Writing in 1998, astronaut Jerry Linenger—one of the handful of U.S. astronauts to reside aboard Russia’s Mir space station—recounted the sheer joy of receiving a shoebox full of goodies from his wife and children: “Once found, and munching on fresh apples that had also arrived in the Progress,” he described in his memoir, Off the Planet, “we individually retreated from our work and sneaked off to private sections of the space station, eager to peruse the box’s contents.” Fellow astronaut John Blaha once described similar excitement: “Once we found our packages,” he wrote, “it was like Christmas and your birthday, all rolled together, when you are five years old. We really had a lot of fun reading mail, laughing, opening presents, eating fresh tomatoes and cheese.” In more recent times, ISS crew members have done much the same. In February 2008, Peggy Whitson, commander of Expedition 16, remembered crewmate Dan Tani calling one Progress “the onion express,” as the latest delivery of letters from home and fresh foodstuffs arrived.

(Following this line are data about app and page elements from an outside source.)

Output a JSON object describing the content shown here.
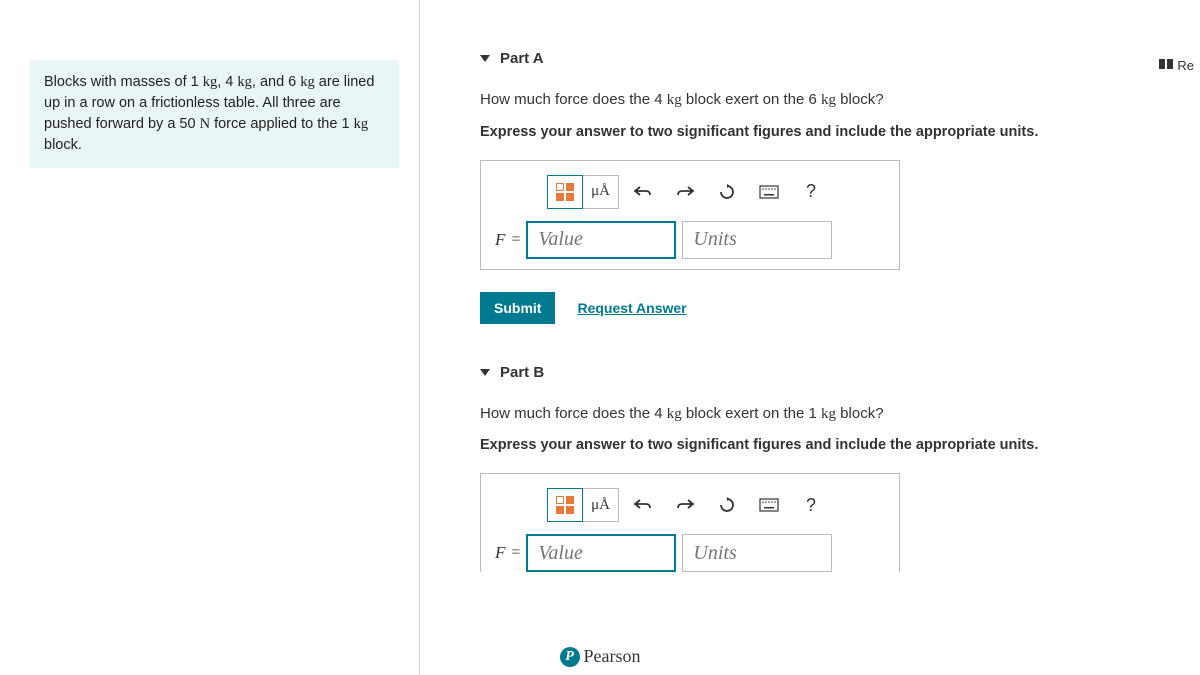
{
  "topRight": {
    "reLabel": "Re"
  },
  "problem": {
    "prefix": "Blocks with masses of 1 ",
    "u1": "kg",
    "mid1": ", 4 ",
    "u2": "kg",
    "mid2": ", and 6 ",
    "u3": "kg",
    "mid3": " are lined up in a row on a frictionless table. All three are pushed forward by a 50 ",
    "u4": "N",
    "mid4": " force applied to the 1 ",
    "u5": "kg",
    "suffix": " block."
  },
  "partA": {
    "title": "Part A",
    "q_p1": "How much force does the 4 ",
    "q_u1": "kg",
    "q_p2": " block exert on the 6 ",
    "q_u2": "kg",
    "q_p3": " block?",
    "instruction": "Express your answer to two significant figures and include the appropriate units.",
    "unitsBtn": "μÅ",
    "helpBtn": "?",
    "varLabel": "F",
    "eq": " = ",
    "valuePlaceholder": "Value",
    "unitsPlaceholder": "Units",
    "submit": "Submit",
    "request": "Request Answer"
  },
  "partB": {
    "title": "Part B",
    "q_p1": "How much force does the 4 ",
    "q_u1": "kg",
    "q_p2": " block exert on the 1 ",
    "q_u2": "kg",
    "q_p3": " block?",
    "instruction": "Express your answer to two significant figures and include the appropriate units.",
    "unitsBtn": "μÅ",
    "helpBtn": "?",
    "varLabel": "F",
    "eq": " = ",
    "valuePlaceholder": "Value",
    "unitsPlaceholder": "Units"
  },
  "footer": {
    "brand": "Pearson"
  }
}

In their book Soyuz: A Universal Spacecraft, David Shayler and the late Rex Hall speculated that the term “Progress” may have originated from the implication of having made significant progress in space station operations, although the precise heritage of the name remains unclear. What is clear, though, is that aside from the technical and functional role of Progress over the decades, it has provided an indispensable psychological crutch for dozens of cosmonauts and astronauts—a crutch which has enabled them to overcome the profound isolation of the strange microgravity environment, far from family and friends.